Please return every line from the entries that has the string "Users" in it.

--- Data in this exercise Enclosed Below ---

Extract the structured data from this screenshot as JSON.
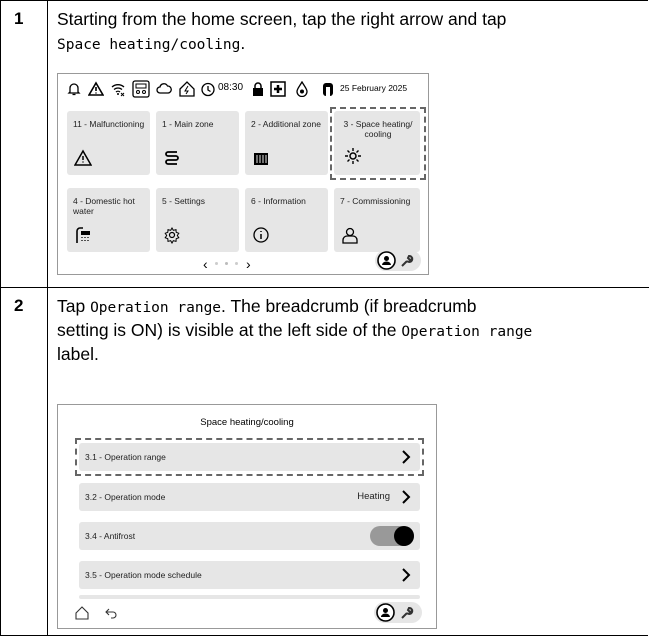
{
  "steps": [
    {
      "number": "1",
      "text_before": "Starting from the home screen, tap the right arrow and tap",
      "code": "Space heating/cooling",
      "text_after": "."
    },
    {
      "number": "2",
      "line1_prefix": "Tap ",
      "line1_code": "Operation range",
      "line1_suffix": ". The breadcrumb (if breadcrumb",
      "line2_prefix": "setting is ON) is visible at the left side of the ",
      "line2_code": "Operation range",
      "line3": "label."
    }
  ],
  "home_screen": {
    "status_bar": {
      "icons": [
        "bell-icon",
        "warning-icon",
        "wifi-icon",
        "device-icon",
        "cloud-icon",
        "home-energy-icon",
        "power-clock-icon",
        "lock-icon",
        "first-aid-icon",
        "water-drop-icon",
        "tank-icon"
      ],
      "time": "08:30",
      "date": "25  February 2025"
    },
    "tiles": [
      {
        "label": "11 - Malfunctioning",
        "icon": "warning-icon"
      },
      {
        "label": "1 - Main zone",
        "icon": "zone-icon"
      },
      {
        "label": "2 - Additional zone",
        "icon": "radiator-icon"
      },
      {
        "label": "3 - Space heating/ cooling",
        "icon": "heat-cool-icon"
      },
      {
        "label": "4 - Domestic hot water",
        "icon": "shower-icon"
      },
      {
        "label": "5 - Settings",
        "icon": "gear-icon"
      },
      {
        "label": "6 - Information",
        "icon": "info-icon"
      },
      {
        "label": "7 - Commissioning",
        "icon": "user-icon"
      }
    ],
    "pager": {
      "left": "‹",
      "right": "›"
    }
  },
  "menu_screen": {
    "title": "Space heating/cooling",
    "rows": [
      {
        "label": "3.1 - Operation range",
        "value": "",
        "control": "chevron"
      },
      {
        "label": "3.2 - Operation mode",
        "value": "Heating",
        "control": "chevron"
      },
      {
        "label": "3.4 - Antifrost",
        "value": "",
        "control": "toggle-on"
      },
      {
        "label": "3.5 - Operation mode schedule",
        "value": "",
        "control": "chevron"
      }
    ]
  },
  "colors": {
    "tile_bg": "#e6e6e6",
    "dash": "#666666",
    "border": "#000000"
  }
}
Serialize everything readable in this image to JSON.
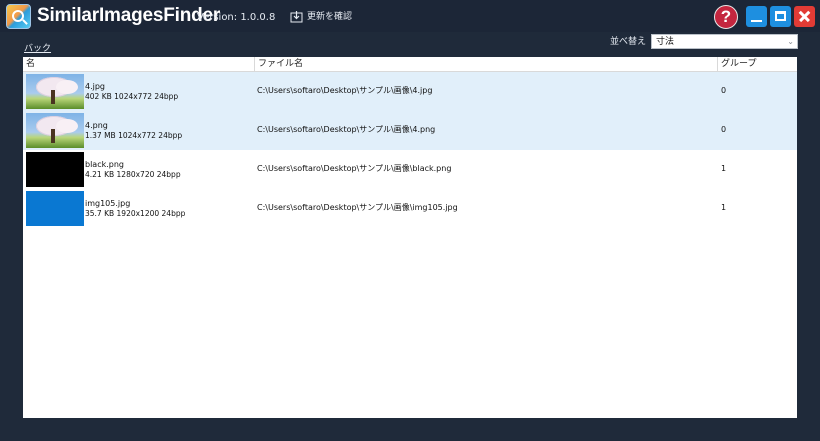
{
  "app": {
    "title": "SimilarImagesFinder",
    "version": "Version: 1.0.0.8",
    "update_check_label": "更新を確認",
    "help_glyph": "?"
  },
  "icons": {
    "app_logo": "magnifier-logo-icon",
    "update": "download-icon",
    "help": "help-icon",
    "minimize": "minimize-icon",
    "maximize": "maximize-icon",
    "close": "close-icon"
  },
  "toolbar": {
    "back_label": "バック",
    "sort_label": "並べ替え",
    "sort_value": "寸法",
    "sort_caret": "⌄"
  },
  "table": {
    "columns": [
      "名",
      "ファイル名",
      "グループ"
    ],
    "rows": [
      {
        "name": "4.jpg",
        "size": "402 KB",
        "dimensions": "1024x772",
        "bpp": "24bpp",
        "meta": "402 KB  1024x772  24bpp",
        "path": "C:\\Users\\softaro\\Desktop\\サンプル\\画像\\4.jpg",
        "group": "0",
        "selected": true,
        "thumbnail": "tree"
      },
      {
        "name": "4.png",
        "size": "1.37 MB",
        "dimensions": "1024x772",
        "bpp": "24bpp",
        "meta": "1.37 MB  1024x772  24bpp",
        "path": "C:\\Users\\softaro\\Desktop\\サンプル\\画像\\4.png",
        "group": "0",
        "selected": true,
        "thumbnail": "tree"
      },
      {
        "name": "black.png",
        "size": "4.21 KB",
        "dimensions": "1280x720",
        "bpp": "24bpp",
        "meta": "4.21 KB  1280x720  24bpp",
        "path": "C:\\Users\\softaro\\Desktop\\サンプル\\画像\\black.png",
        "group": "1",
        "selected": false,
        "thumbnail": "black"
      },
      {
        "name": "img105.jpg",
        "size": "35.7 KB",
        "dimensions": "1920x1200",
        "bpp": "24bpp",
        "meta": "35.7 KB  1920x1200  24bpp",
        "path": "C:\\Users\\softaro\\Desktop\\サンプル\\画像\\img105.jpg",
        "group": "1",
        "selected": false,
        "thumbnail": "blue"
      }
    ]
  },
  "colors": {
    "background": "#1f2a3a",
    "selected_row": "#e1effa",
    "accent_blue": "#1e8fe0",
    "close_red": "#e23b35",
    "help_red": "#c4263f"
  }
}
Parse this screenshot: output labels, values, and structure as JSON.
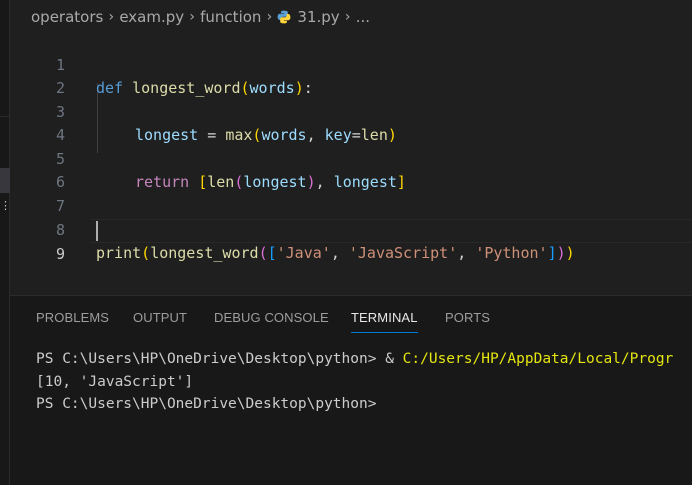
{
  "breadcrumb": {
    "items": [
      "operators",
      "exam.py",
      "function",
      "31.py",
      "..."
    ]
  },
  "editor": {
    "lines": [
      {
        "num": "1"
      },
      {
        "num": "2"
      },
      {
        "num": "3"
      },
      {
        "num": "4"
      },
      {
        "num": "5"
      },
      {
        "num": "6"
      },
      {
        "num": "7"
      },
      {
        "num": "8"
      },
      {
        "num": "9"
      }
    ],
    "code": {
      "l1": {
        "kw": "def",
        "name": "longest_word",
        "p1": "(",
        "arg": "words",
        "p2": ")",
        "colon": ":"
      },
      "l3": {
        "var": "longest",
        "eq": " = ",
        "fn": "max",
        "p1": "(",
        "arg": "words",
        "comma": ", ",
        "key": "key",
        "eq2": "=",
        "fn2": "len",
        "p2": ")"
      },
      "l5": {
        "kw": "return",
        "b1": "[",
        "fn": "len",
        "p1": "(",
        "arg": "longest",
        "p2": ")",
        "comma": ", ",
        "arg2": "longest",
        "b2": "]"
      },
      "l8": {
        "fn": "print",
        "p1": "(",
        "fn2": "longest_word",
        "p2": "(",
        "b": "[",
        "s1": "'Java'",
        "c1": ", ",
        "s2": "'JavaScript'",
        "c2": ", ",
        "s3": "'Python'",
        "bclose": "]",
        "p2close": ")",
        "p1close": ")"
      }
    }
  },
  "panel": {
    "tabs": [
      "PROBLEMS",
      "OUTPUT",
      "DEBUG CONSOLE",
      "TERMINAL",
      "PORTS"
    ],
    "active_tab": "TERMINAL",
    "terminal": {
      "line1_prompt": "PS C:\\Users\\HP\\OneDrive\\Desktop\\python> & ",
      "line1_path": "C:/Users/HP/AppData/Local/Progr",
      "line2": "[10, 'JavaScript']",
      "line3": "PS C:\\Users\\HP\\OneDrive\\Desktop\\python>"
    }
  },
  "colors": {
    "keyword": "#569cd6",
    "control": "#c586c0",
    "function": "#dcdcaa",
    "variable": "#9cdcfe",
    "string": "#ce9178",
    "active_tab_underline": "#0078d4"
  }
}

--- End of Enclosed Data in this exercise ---
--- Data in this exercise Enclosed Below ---

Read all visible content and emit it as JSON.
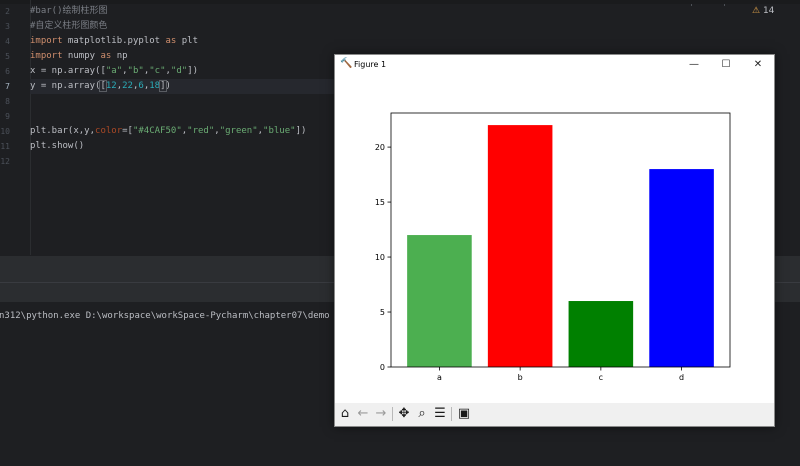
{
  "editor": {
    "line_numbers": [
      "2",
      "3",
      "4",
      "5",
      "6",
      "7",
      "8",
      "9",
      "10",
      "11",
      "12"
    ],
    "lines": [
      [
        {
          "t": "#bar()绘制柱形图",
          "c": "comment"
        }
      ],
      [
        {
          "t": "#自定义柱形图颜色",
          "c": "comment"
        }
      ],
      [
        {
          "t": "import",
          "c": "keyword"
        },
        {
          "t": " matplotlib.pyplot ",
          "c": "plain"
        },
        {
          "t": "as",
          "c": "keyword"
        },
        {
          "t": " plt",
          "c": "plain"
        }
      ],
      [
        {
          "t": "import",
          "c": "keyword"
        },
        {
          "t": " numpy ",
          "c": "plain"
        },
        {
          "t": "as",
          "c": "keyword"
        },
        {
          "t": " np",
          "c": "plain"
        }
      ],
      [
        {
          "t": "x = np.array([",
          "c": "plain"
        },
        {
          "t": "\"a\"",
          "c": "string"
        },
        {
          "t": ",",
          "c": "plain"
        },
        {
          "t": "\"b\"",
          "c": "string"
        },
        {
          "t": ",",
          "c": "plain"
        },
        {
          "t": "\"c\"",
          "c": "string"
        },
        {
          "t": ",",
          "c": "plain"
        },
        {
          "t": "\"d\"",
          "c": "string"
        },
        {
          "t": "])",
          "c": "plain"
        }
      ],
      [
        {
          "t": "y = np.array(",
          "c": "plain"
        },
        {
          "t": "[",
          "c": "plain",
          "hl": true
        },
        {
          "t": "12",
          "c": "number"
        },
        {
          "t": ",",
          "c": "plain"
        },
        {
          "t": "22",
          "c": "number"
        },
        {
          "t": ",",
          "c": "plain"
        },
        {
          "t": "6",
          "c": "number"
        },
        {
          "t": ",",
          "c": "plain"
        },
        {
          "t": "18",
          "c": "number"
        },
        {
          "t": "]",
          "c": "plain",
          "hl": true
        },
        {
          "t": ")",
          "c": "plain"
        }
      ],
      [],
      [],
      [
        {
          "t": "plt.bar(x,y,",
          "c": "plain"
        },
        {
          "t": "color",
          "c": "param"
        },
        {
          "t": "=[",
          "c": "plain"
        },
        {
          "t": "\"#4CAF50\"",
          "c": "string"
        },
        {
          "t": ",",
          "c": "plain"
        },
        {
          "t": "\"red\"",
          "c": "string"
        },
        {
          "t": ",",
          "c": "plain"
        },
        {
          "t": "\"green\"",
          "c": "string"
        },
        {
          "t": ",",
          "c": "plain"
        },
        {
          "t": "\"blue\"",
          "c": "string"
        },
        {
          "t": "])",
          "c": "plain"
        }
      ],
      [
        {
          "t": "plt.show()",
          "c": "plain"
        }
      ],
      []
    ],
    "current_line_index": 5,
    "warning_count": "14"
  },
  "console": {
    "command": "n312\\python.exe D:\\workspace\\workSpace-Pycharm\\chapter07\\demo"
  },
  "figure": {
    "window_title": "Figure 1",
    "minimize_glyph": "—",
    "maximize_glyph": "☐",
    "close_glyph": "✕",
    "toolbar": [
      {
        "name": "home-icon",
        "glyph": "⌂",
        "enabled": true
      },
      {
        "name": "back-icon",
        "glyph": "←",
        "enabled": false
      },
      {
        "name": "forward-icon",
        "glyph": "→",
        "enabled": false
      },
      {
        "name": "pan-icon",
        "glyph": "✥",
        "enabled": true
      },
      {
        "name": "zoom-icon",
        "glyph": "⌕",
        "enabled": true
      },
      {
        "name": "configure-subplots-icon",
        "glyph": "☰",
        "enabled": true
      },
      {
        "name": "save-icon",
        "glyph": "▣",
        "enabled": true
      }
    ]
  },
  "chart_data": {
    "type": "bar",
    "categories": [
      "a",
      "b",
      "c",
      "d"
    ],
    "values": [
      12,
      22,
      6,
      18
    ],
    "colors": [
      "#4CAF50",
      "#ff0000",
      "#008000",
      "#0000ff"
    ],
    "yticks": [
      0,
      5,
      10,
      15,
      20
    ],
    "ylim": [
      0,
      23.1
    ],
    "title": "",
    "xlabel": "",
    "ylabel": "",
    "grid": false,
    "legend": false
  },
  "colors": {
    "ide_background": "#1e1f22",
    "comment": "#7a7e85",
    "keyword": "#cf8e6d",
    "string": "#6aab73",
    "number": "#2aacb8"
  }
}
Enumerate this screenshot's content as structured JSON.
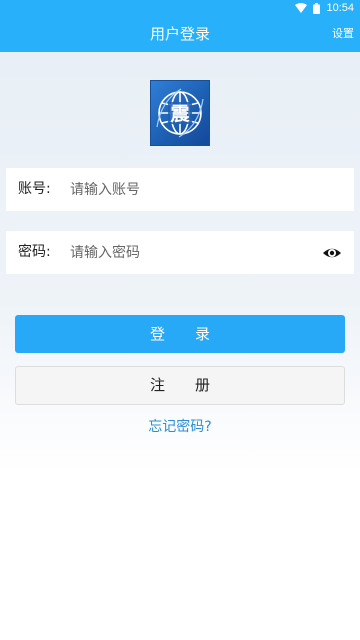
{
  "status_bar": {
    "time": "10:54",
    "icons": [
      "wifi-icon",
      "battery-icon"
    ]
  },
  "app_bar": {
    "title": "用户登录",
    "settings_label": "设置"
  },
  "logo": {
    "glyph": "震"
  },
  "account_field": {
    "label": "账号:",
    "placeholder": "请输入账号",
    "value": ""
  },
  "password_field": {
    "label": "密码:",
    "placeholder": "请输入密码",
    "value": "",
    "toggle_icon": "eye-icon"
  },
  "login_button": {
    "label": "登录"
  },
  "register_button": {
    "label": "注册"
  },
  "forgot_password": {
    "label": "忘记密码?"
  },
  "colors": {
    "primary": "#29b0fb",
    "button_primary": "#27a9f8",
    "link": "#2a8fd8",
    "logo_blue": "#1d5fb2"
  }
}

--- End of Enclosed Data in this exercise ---
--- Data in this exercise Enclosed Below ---

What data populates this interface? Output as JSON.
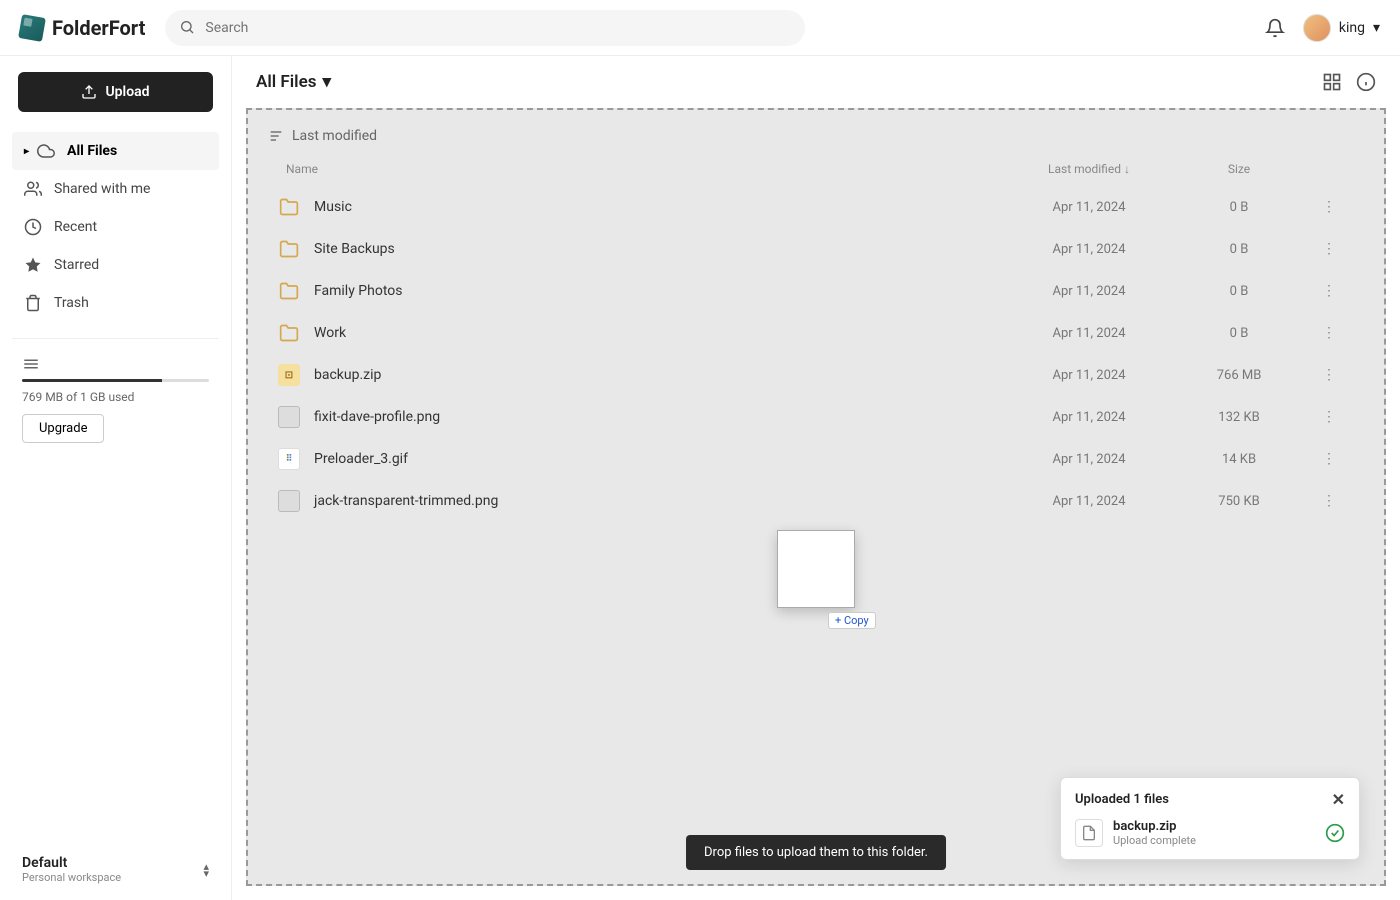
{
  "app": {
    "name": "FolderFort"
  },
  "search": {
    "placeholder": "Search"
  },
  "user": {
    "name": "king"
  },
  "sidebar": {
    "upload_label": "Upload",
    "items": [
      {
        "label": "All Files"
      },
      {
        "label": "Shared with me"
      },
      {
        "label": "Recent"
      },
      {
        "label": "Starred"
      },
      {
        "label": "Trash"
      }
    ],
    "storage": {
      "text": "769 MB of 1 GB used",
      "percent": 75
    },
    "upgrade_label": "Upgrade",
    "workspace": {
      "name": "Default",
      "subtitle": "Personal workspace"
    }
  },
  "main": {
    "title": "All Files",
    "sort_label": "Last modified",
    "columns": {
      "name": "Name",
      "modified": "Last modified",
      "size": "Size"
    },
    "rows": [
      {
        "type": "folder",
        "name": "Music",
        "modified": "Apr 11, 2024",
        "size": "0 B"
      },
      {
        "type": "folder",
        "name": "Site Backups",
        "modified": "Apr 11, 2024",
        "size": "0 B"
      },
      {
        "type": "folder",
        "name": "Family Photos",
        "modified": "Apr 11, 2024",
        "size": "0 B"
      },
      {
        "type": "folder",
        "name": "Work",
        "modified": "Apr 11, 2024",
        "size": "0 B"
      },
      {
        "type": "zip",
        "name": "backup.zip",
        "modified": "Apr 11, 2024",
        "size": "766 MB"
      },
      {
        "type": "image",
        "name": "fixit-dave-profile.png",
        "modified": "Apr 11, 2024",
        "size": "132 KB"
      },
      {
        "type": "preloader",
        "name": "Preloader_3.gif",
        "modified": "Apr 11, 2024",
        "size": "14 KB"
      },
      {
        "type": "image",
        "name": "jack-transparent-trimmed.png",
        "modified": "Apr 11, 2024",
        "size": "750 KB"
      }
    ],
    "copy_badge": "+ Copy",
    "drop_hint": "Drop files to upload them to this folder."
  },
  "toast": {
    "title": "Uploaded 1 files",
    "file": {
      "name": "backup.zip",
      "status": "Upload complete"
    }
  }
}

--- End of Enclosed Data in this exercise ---

### Result for this exercise
        "path": "C:\\Users\\softaro\\Desktop\\サンプル\\画像\\4.jpg",
        "path": "C:\\Users\\softaro\\Desktop\\サンプル\\画像\\4.png",
        "path": "C:\\Users\\softaro\\Desktop\\サンプル\\画像\\black.png",
        "path": "C:\\Users\\softaro\\Desktop\\サンプル\\画像\\img105.jpg",
      "line1_prompt": "PS C:\\Users\\HP\\OneDrive\\Desktop\\python> & ",
      "line1_path": "C:/Users/HP/AppData/Local/Progr",
      "line3": "PS C:\\Users\\HP\\OneDrive\\Desktop\\python>"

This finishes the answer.